If you've already opened your folder in a container, rebuild the container using the Remote-Containers: Rebuild Container command from the Command Palette (F1) so the settings take effect.

Enabling HTTPS in ASP.NET Core

To enable HTTPS in ASP.NET, you can mount an exported copy of your local dev certificate. First, export it using the following command:

Windows PowerShell

dotnet dev-certs https --trust; dotnet dev-certs https -ep "$env:USERPROFILE/.aspnet/https/aspnetapp.pfx" -p "SecurePwdGoesHere"

macOS/Linux terminal

dotnet dev-certs https --trust; dotnet dev-certs https -ep "${HOME}/.aspnet/https/aspnetapp.pfx" -p "SecurePwdGoesHere"

Next, add the following in to .devcontainer/devcontainer.json (assuming port 5000 and 5001 are the correct ports):

"forwardPorts": [5000, 5001],
"mounts": [
    "source=${env:HOME}${env:USERPROFILE}/.aspnet/https,target=/home/vscode/.aspnet/https,type=bind"
],
"remoteEnv": {
    "ASPNETCORE_Kestrel__Certificates__Default__Password": "SecurePwdGoesHere",
    "ASPNETCORE_Kestrel__Certificates__Default__Path": "/home/vscode/.aspnet/https/aspnetapp.pfx"
}

Note: See here for an alternative when using an extension version below v0.98.0 as the forwardPorts property is not available.

If you've already opened your folder in a container, rebuild the container using the Remote-Containers: Rebuild Container command from the Command Palette (F1) so the settings take effect.

Debug Configuration

Only the integrated terminal is supported by the Remote - Containers extension.
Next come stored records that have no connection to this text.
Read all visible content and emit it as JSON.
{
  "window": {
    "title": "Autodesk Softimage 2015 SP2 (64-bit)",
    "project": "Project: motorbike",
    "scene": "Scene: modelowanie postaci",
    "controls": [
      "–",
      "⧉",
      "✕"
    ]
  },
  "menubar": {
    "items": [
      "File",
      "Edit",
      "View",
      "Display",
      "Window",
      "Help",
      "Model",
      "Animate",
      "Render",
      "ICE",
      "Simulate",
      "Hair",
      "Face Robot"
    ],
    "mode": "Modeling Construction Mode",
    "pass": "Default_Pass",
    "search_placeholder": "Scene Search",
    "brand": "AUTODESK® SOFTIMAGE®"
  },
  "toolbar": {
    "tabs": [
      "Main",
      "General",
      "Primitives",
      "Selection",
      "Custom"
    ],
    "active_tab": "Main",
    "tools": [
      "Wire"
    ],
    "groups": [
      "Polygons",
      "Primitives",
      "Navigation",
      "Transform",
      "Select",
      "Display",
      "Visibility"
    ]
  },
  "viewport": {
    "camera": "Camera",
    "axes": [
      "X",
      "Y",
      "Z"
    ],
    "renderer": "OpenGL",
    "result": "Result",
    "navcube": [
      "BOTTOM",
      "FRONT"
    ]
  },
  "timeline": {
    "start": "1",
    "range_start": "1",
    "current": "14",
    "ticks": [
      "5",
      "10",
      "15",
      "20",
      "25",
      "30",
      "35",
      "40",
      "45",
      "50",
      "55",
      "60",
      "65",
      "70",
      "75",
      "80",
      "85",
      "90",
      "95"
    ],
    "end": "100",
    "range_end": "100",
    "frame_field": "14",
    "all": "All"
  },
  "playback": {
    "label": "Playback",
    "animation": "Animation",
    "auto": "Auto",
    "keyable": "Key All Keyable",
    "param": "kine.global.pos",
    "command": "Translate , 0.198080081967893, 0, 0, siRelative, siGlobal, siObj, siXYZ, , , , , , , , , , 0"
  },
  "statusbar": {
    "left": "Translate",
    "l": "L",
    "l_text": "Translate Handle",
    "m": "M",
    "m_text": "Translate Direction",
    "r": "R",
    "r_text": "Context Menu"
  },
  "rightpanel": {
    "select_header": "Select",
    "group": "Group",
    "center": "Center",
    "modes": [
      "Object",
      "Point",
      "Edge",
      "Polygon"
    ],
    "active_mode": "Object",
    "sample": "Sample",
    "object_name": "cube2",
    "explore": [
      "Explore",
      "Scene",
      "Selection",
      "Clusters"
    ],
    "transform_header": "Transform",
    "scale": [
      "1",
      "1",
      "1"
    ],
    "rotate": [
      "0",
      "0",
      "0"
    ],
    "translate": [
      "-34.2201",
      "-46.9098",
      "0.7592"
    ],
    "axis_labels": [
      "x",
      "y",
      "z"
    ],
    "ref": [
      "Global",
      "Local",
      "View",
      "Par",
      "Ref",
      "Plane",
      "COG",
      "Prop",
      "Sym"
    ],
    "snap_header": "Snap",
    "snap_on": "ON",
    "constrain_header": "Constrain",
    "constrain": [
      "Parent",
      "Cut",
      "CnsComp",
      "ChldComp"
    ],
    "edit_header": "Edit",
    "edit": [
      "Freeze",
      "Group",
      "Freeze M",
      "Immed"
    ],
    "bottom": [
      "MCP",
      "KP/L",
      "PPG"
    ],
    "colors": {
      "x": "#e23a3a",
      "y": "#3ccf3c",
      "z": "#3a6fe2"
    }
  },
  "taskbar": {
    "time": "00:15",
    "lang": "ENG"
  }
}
You may need to modify launch.json configurations to include the following value if an external console is used.

"console": "integratedTerminal"

Installing Node.js or the Azure CLI

Given how frequently ASP.NET applications use Node.js for front end code, this container also includes Node.js. You can change the version of Node.js installed or disable its installation by updating these lines in .devcontainer/Dockerfile.

ARG INSTALL_NODE="true"
ARG NODE_VERSION="10"

If you would like to install the Azure CLI update this line in .devcontainer/Dockerfile:

ARG INSTALL_AZURE_CLI="true"

If you've already opened your folder in a container, rebuild the container using the Remote-Containers: Rebuild Container command from the Command Palette (F1) so the settings take effect.

Adding the definition to your folder

  1. If this is your first time using a development container, please follow the getting started steps to set up your machine.

  2. To use VS Code's copy of this definition:

    1. Start VS Code and open your project folder.
    2. Press F1 select and Remote-Containers: Add Development Container Configuration Files... from the command palette.
    3. Select the C# (.NET Core Latest) definition.
  3. To use latest-and-greatest copy of this definition from the repository:

    1. Clone this repository.
    2. Copy the contents of containers/dotnetcore-latest/.devcontainer to the root of your project folder.
    3. Start VS Code and open your project folder.
  4. After following step 2 or 3, the contents of the .devcontainer folder in your project can be adapted to meet your needs.

  5. Finally, press F1 and run Remote-Containers: Reopen Folder in Container to start using the definition.

Testing the definition

This definition includes some test code that will help you verify it is working as expected on your system. Follow these steps:

  1. If this is your first time using a development container, please follow the getting started steps to set up your machine.
  2. Clone this repository.
  3. Start VS Code, press F1, and select Remote-Containers: Open Folder in Container...
  4. Select the containers/dotnetcore-latest folder.
  5. After the folder has opened in the container, if prompted to restore packages in a notification, click "Restore".
  6. After packages are restored, press F5 to start the project.
  7. Once the project is running, press F1 and select Remote-Containers: Forward Port from Container...
  8. Select port 8090 and click the "Open Browser" button in the notification that appears.
  9. You should see "Hello remote world from ASP.NET Core!" after the page loads.
  10. From here, you can add breakpoints or edit the contents of the test-project folder to do further testing.

License

Copyright (c) Microsoft Corporation. All rights reserved.

Licensed under the MIT License. See LICENSE.

You can’t perform that action at this time.